The U.S. thereby paved the way for Louboutin, which is, after all, a French brand. A long-awaited judgment in the European Union was recently rendered by the EU Court of Justice. This time, it was the Dutch discounter Van Haren that was selling red-soled women’s shoes. The court held, after a long debate, that a red sole applied on the sole of a shoe can be a valid trademark in the EU. Under pre-2018 EU law, the shape of an object that “gives substantial value” to the product itself could not be registered as a trademark. (An example would be the distinctive shape of the Perrier bottle.) The court that the color red, as applied to a shoe, was not as a “shape,” as Van Haren had asserted; after all, Louboutin had not sought to register a shoe but merely a color applied at a certain location on shoes. Following the EU court’s guidance, the District Court in the Netherlands that had referred the issue will now ban the sale of Van Haren’s shoes throughout the European Union.

The Louboutin trademark registration

A crucial takeaway from this case is the reward given for the smart way in which the trademark had been registered. In many trademark systems, the registrant is allowed to specify its two- or three-dimensional object with a brief description. Louboutin’s lawyers had wisely specified the filing as follows: “The mark consists of the color red (Pantone 18‑1663TP) applied to the sole of a shoe as shown (the contour of the shoe is not part of the trade mark but is intended to show the positioning of the mark).”

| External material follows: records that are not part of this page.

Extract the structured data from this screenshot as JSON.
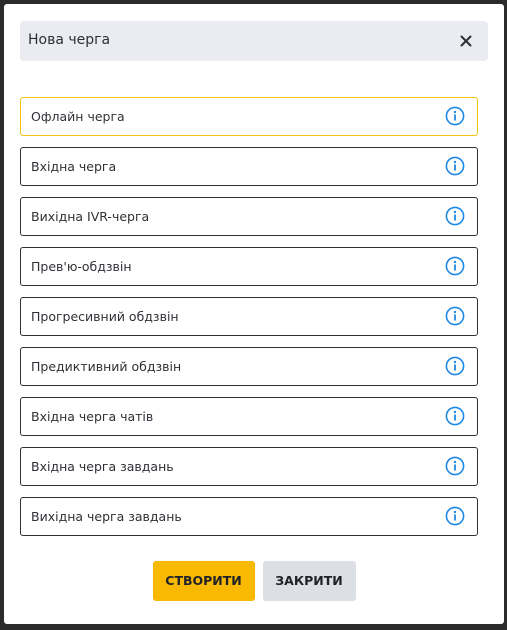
{
  "dialog": {
    "title": "Нова черга"
  },
  "queue_types": [
    {
      "label": "Офлайн черга",
      "selected": true
    },
    {
      "label": "Вхідна черга",
      "selected": false
    },
    {
      "label": "Вихідна IVR-черга",
      "selected": false
    },
    {
      "label": "Прев'ю-обдзвін",
      "selected": false
    },
    {
      "label": "Прогресивний обдзвін",
      "selected": false
    },
    {
      "label": "Предиктивний обдзвін",
      "selected": false
    },
    {
      "label": "Вхідна черга чатів",
      "selected": false
    },
    {
      "label": "Вхідна черга завдань",
      "selected": false
    },
    {
      "label": "Вихідна черга завдань",
      "selected": false
    }
  ],
  "footer": {
    "create_label": "СТВОРИТИ",
    "close_label": "ЗАКРИТИ"
  },
  "colors": {
    "accent": "#f9b900",
    "selected_border": "#f1c40f",
    "info_icon": "#1e88e5",
    "header_bg": "#ebecf1"
  },
  "icons": {
    "close": "close-icon",
    "info": "info-icon"
  }
}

That victory may not last very long, however. EU trademark law was recently amended, with the effect that not only “shapes” but also “other characteristics” giving substantial value to the product may be barred from trademark registration. This change in the law opens a new can of worms: in particular, it remains to be seen whether pre-2018 trademarks, such as the one owned by Louboutin, can be invalidated on the basis of the new law.

Credit:  Diederik Stols | Guest Post

Phillips Nizer would like to thank Diederik Stols for the contribution of this post to the Fashion Industry Law Blog.  Diederik is a partner at the law firm BOEKX Advocaten in The Netherlands where he specializes in intellectual property, media and entertainment and e-business. (http://www.boekx.nl/en/)